Principle #5: CTI should be aligned with international and regional commitments. Goals and activities should be supportive of international and regional commitments already made under relevant legal instruments and multilateral processes (e.g., SSME, Convention on Biological Diversity, Millennium Development Goals, ASEAN, APEC, Pacific Islands Forum, CITES, UNCLOS, Regional Fisheries Management Organizations, and UNFCCC).
Principle #6: CTI should recognize the transboundary nature of some important marine natural resources. Goals / activities should take into account the transboundary nature of some marine resources and threats (land- and sea-based) to these resources (e.g., shared fish stocks, migratory sea turtles and marine mammals, IUU fishing, live reef fish trade). Trans-boundary activities under CTI should not prejudice recognized boundaries or ongoing negotiations on legal boundaries between nations.
Principle #7: CTI should emphasize priority geographies. Goals / activities should help focus resources and investments on priority geographies (e.g., large-scale “seascapes” requiring prioritized attention, identified through ecoregional assessment processes).
Principle #8: CTI should be inclusive and engage multiple stakeholders. Multiple stakeholder groups should be actively engaged in the CTI, including other national governments, local governments, NGOs, private sector companies, bilateral donor agencies, multilateral agencies, indigenous and local communities, coastal communities, and the academic and research sector.

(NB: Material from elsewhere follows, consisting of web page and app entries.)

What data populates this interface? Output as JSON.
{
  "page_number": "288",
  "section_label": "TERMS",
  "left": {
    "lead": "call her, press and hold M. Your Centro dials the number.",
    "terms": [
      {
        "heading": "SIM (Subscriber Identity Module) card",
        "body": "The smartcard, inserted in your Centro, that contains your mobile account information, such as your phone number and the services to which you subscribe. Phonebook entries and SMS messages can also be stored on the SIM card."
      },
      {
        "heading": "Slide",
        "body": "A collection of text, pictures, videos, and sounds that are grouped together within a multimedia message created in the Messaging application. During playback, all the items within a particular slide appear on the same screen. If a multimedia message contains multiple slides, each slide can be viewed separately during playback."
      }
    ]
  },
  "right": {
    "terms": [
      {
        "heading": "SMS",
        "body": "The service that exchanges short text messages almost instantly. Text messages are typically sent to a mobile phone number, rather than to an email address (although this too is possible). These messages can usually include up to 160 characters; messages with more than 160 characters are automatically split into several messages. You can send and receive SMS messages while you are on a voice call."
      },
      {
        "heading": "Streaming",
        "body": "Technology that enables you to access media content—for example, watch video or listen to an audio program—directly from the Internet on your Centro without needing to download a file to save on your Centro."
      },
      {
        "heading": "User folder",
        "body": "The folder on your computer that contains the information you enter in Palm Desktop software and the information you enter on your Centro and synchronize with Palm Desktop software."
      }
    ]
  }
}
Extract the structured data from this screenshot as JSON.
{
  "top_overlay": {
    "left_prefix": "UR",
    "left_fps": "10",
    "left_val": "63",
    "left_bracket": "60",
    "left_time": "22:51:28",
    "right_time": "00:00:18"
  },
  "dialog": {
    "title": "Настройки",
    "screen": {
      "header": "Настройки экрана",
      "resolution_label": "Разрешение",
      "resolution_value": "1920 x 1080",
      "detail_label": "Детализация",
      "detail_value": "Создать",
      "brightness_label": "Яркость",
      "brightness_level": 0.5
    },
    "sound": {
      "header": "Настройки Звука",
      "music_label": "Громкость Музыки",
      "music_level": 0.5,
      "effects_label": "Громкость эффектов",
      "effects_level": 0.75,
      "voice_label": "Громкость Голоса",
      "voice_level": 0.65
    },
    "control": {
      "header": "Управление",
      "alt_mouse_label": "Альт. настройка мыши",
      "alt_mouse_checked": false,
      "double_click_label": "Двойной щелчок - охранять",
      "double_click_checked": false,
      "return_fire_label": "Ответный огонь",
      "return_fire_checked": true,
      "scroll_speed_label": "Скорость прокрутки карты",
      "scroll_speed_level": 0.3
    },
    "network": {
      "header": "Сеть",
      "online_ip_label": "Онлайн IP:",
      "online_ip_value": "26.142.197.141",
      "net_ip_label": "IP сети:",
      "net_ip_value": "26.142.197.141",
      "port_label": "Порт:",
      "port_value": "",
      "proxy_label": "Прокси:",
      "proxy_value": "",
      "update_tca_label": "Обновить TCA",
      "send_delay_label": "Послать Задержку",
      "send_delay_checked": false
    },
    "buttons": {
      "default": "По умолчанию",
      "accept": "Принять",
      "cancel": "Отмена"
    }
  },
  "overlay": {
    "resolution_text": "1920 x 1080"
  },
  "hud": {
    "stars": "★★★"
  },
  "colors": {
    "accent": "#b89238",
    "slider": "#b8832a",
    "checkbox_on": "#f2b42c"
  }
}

Principle #9: CTI should recognize the uniqueness, fragility and vulnerability of island ecosystems.
- Designate the sustainable management of marine and coastal resources as a high and urgent ongoing priority on our national agendas;
- Mobilize high-level public and private sector leadership;
- Achieve enhanced regional collaboration to address important regional problems;
- Implement needed economic, policy and legal reforms;
- Establish a system of sustainable funding and orient these financial resources toward achievement of the CTI Regional Plan of Action;
- Achieve a rapid improvement in institutional and human capacity;
- Lead effective, highly participatory multi-stakeholder alliances;
- Integrate conservation, management and development; and
- Promote public / private partnerships.
RPOA Goals and Targets
Goal 1: “Priority Seascapes” Designated and Effectively Managed
- Target 1: “Priority Seascapes” Designated, with investment plans completed and sequenced
- Target 2: Marine and Coastal Resources within all “Priority Seascapes” are being sustainably managed
Goal 2: Ecosystem Approach to Management of Fisheries (EAFM) and other marine resources fully applied
- Target 1: Strong legislative, policy and regulatory frameworks in place for achieving an Ecosystem Approach to Fisheries Management (EAFM)
- Target 2: Improved income, livelihoods, and food security in an increasingly significant number of coastal communities across the region through a new sustainable coastal fisheries and poverty reduction initiative (“COASTFISH”)
- Target 3: Effective measures in place to help ensure exploitation of shared tuna stocks is sustainable, with tuna spawning areas and juvenile growth stages adequately protected.
- Target 4: A more effective management and more sustainable trade in live-reef fish and reef-based ornamentals achieved.
Goal 3: Marine Protected Areas (MPAs) established and effectively managed
- Target 1: Region-wide Coral Triangle MPA System (CTMPAS) in place and fully functional
Goal 4: Climate Change Adaptation Measures Achieved
- Target 1: Region-wide Early Action Plan for Climate Change Adaptation for the near-shore marine and coastal environment and small island ecosystems developed and implemented
- Target 2: Networked National Centres of Excellence (COEs) on Climate Change Adaptation for marine and coastal environments are established and in full operation
Goal 5: Threatened Species Status Improving
- Target 1: Improved status of sharks, sea turtles, seabirds, marine mammals, corals, seagrass, mangroves, and other identified threatened species